Facade decoration of Ateneum / Ateneumin julkisivuveistokset
The Ateneum building, designed by architect Theodor Höijer, was completed in 1887. It was originally built for the art schools and collections of the Fine Arts Association of Finland and the Finnish Society of Crafts and Design. The inscription "Concordia res parvae crescunt" (Small things grow in harmony) on the facade refers to the coexistence of the fine and the applied arts in the same building.
Execution of the facade's decoration was commissioned from sculptor Carl Eneas Sjöstrand. In the triangular tympanum, the Goddess of Art is holding wreaths above the symbols of the fine and the applied arts. The tympanum is supported by four caryatids, or female figures, who are holding the symbols of sculpture, painting, geometry and architecture. Above the main entrance are the portraits of the three great masters of art, Bramante, Phidias and Raphael. The rest of the building was decorated by sculptor Ville Vallgren and decorative sculptor Magnus von Wright.

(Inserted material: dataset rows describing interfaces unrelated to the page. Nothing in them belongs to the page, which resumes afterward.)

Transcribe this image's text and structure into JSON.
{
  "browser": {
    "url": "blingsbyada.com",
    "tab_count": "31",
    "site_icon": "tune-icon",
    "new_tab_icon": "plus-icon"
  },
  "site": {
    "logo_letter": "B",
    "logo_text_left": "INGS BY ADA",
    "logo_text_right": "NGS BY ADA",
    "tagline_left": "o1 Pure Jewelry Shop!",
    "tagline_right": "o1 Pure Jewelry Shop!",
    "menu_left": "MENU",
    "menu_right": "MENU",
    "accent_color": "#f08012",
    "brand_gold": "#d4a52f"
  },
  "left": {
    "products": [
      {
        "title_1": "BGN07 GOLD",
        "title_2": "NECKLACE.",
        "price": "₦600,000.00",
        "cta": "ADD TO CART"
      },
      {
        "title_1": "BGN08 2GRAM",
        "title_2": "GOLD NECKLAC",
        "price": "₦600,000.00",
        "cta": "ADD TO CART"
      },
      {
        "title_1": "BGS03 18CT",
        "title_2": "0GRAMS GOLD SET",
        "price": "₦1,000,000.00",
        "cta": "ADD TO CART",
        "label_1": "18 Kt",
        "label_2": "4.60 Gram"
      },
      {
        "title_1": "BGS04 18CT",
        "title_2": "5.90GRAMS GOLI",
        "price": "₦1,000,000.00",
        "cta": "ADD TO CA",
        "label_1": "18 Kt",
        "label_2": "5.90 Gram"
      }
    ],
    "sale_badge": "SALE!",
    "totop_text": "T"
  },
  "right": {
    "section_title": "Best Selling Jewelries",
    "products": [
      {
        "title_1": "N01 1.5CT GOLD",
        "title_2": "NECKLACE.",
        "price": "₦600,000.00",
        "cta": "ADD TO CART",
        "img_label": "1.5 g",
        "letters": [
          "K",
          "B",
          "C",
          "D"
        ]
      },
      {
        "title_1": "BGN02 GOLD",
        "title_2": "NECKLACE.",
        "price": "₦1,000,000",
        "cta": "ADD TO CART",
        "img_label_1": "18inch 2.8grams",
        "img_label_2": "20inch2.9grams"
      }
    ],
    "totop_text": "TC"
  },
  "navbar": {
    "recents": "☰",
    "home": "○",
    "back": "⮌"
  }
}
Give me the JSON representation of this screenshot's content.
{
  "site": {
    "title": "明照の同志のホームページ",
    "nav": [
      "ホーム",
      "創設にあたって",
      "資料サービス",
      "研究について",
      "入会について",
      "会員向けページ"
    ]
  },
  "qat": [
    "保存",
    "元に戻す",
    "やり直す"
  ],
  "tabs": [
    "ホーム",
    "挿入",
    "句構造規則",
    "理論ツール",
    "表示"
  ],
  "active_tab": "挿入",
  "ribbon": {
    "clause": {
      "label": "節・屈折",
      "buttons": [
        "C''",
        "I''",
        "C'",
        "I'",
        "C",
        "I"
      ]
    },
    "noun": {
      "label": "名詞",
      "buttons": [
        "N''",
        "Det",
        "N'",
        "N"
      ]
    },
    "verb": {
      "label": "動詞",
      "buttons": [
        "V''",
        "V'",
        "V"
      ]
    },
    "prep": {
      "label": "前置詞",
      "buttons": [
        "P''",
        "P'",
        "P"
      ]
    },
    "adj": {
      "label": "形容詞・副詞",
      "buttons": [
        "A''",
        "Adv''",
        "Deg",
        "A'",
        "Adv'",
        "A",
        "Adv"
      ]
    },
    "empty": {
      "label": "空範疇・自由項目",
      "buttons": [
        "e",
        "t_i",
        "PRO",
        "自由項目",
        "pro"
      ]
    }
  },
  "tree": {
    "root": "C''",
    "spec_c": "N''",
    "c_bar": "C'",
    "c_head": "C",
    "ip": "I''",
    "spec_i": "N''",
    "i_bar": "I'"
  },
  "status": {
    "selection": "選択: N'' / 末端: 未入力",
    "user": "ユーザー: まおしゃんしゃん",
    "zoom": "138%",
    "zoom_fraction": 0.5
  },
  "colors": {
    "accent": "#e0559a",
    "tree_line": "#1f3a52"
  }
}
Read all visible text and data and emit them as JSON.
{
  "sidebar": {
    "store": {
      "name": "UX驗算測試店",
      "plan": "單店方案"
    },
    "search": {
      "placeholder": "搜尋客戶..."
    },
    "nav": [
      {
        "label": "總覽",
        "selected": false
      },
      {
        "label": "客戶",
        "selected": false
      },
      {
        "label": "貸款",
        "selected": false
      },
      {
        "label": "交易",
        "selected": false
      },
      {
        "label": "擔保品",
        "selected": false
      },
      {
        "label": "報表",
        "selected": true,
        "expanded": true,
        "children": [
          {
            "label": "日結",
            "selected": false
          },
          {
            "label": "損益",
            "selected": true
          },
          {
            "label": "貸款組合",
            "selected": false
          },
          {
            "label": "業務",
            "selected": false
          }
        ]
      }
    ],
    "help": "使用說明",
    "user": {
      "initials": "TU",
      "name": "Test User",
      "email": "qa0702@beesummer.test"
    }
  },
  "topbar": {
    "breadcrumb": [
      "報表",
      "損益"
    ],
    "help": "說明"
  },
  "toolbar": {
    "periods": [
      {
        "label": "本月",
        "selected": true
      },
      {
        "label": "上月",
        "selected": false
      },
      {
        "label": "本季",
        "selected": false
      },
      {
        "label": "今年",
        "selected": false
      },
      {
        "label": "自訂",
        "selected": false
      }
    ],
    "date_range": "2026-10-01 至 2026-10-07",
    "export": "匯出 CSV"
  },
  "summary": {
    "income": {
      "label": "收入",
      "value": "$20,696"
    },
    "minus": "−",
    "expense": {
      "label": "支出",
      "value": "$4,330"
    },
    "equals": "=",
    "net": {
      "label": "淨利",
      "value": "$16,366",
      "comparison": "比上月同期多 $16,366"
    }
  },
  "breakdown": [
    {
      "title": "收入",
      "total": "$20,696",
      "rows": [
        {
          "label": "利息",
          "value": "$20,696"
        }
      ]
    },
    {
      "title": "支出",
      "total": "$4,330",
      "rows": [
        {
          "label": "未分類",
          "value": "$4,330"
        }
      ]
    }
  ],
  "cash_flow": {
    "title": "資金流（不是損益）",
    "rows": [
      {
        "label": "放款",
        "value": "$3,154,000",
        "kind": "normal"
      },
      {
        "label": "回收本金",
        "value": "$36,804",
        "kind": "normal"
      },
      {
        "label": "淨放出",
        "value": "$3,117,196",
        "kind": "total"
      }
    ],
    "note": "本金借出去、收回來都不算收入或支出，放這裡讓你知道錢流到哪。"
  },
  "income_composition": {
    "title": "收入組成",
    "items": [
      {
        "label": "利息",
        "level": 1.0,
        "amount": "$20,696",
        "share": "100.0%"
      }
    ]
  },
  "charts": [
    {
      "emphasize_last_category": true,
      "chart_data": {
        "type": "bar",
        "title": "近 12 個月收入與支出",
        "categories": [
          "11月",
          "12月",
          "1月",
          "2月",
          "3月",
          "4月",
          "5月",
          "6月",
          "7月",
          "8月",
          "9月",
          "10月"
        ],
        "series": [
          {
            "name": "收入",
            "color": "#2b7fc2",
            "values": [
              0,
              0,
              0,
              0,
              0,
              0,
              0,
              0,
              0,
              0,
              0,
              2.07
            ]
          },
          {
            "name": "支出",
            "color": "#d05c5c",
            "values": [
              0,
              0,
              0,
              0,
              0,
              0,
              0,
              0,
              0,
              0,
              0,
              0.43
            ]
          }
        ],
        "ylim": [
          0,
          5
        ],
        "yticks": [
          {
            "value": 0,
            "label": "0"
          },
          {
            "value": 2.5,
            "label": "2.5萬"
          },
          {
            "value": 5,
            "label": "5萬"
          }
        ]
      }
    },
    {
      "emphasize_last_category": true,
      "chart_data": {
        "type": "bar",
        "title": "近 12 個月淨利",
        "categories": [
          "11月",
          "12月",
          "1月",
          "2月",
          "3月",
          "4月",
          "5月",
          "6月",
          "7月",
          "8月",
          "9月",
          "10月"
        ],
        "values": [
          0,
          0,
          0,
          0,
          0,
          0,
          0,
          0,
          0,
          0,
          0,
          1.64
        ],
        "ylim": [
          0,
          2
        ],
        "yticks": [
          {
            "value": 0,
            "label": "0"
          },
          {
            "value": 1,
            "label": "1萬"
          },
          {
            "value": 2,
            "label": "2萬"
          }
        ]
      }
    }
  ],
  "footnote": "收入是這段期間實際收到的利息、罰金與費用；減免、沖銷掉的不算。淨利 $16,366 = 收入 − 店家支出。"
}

The fasade decoration doesn't belong to the collections of the Helsinki Art Museum.
C.E. Sjöstrand: Facade decoration of Ateneum, 1887. You may not use this photo for commercial purposes. © Photo: Helsinki Art Museum